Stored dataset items
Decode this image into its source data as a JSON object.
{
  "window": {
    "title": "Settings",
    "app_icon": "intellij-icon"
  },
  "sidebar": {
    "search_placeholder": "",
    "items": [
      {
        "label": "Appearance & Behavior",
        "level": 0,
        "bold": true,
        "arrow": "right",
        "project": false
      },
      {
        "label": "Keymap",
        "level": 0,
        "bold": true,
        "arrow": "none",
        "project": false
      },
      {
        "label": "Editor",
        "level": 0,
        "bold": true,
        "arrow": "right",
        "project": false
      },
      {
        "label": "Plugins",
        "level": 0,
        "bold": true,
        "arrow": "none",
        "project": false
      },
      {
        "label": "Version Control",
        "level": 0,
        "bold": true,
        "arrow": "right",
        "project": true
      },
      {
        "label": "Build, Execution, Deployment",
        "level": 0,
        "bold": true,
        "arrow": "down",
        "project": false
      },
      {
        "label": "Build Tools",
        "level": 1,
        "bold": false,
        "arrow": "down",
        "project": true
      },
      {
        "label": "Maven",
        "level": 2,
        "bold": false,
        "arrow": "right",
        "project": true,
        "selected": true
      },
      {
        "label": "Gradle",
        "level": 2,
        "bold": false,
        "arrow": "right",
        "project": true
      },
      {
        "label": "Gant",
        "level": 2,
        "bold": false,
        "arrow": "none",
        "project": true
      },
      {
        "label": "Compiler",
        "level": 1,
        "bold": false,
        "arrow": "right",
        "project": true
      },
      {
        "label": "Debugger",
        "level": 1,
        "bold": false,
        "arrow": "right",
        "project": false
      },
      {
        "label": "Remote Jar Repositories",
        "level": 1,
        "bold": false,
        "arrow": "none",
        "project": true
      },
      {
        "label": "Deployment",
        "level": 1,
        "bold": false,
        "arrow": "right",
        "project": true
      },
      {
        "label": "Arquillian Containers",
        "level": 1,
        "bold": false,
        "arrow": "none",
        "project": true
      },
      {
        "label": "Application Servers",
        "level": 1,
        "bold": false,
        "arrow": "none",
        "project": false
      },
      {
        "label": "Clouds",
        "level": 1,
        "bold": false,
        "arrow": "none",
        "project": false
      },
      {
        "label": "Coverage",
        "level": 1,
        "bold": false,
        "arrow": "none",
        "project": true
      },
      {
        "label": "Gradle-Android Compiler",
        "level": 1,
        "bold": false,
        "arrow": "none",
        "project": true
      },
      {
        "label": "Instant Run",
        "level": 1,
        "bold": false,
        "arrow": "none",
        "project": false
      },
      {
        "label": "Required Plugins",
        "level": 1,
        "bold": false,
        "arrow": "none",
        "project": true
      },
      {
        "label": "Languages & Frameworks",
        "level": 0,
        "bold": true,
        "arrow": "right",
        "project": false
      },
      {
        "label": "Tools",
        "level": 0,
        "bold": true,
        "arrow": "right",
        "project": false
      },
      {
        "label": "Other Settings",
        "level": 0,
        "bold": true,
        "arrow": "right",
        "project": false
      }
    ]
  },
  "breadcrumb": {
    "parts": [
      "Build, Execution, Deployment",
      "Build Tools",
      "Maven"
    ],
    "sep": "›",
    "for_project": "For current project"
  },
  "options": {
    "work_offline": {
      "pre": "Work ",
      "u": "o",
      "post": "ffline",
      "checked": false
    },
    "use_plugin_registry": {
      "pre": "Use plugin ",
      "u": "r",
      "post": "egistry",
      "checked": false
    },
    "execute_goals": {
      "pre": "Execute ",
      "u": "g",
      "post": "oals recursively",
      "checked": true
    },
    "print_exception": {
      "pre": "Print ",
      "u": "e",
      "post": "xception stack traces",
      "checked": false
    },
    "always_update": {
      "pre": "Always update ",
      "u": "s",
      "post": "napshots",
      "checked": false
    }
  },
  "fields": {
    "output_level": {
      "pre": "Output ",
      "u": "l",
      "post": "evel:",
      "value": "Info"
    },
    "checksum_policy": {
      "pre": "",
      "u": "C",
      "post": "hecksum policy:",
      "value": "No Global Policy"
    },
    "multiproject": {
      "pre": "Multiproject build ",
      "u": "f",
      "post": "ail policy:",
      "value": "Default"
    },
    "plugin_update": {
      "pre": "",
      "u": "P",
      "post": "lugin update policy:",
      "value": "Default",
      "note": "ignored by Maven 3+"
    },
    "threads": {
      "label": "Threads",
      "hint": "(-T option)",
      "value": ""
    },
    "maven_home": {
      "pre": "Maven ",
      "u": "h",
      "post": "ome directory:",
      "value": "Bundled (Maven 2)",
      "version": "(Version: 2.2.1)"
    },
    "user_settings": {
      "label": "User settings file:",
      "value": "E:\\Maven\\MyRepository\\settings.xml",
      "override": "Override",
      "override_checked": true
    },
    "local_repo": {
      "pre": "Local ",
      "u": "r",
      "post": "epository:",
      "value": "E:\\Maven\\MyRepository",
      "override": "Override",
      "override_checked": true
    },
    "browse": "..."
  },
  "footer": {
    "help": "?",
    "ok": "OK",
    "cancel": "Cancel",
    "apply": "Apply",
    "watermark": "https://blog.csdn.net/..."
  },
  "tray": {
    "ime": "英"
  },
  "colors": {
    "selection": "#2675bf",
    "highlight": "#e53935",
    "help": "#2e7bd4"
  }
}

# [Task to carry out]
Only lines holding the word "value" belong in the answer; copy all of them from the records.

# [Reply]
      "value": "Info"
      "value": "No Global Policy"
      "value": "Default"
      "value": "Default",
      "value": ""
      "value": "Bundled (Maven 2)",
      "value": "E:\\Maven\\MyRepository\\settings.xml",
      "value": "E:\\Maven\\MyRepository",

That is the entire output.